What the exercise asks >>
From the material below, copy each line that holds the word "hint".

Provided material >>

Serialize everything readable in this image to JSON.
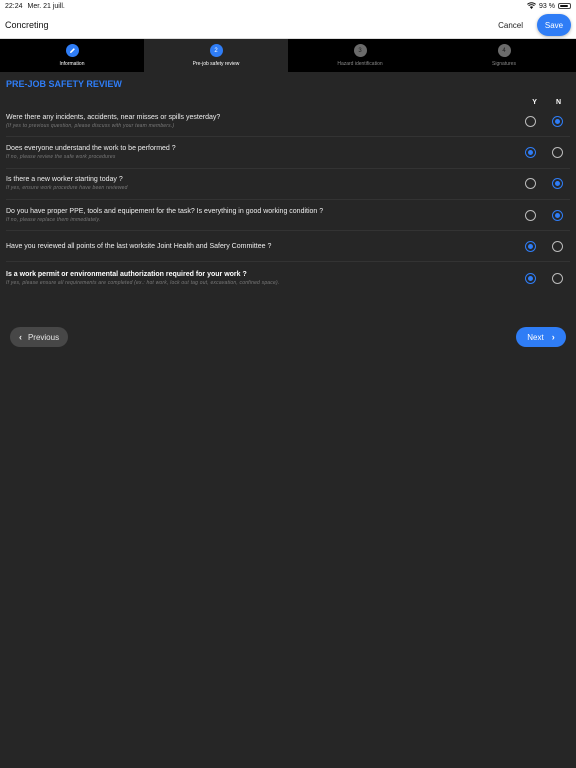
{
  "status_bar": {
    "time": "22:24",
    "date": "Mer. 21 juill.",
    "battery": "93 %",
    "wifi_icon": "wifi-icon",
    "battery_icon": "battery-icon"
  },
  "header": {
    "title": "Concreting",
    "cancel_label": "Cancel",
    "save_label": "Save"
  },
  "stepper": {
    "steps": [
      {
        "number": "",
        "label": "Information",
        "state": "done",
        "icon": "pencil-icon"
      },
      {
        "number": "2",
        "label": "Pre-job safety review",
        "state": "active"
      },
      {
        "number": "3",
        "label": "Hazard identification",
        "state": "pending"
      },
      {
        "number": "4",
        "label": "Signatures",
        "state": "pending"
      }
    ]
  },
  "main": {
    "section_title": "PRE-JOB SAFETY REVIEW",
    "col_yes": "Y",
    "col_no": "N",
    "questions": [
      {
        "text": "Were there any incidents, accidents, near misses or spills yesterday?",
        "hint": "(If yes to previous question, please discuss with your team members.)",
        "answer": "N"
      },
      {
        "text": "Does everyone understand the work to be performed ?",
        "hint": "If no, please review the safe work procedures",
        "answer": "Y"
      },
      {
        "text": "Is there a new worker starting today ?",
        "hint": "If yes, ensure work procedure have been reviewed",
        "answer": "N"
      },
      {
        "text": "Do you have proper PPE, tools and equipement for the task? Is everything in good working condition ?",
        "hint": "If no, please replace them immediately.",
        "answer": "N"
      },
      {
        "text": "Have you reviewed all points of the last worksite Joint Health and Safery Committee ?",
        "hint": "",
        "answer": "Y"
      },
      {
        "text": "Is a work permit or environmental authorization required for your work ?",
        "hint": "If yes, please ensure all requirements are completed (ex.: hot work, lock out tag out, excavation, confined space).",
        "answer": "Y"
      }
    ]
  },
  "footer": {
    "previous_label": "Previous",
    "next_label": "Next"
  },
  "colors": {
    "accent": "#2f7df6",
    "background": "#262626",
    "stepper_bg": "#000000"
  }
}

Task output >>
        "hint": "(If yes to previous question, please discuss with your team members.)",
        "hint": "If no, please review the safe work procedures",
        "hint": "If yes, ensure work procedure have been reviewed",
        "hint": "If no, please replace them immediately.",
        "hint": "",
        "hint": "If yes, please ensure all requirements are completed (ex.: hot work, lock out tag out, excavation, confined space).",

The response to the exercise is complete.